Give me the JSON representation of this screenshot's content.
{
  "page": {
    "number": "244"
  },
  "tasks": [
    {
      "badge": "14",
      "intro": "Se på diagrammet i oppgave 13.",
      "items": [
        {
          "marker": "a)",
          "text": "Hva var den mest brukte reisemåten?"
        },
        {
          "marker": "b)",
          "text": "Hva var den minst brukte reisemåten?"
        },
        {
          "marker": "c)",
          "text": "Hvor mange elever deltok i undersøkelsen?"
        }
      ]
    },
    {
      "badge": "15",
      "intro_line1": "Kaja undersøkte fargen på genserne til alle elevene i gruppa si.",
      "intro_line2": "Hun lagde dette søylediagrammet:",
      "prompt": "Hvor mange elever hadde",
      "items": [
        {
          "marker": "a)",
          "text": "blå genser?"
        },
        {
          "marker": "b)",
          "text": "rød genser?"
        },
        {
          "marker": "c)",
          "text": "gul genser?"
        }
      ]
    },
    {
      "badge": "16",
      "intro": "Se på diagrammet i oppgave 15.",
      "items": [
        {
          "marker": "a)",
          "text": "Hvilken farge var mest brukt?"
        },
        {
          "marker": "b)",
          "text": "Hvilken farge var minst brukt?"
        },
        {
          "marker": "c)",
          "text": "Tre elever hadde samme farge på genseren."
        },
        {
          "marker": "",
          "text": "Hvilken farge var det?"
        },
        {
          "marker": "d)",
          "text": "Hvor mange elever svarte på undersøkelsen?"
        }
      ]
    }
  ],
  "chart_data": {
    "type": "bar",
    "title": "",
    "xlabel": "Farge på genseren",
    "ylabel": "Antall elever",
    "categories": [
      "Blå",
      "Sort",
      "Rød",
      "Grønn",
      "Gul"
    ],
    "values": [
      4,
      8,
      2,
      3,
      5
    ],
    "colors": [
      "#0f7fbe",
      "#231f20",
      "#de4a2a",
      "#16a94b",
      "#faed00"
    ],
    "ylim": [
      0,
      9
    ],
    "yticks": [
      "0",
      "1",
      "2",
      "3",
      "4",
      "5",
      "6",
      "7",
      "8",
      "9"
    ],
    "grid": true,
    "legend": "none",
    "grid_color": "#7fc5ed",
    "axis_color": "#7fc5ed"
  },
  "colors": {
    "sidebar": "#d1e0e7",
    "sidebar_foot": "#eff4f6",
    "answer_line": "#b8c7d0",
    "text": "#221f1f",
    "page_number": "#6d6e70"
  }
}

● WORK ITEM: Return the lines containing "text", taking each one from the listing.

● THE COMPLETED TASK:
          "text": "Hva var den mest brukte reisemåten?"
          "text": "Hva var den minst brukte reisemåten?"
          "text": "Hvor mange elever deltok i undersøkelsen?"
          "text": "blå genser?"
          "text": "rød genser?"
          "text": "gul genser?"
          "text": "Hvilken farge var mest brukt?"
          "text": "Hvilken farge var minst brukt?"
          "text": "Tre elever hadde samme farge på genseren."
          "text": "Hvilken farge var det?"
          "text": "Hvor mange elever svarte på undersøkelsen?"
    "text": "#221f1f",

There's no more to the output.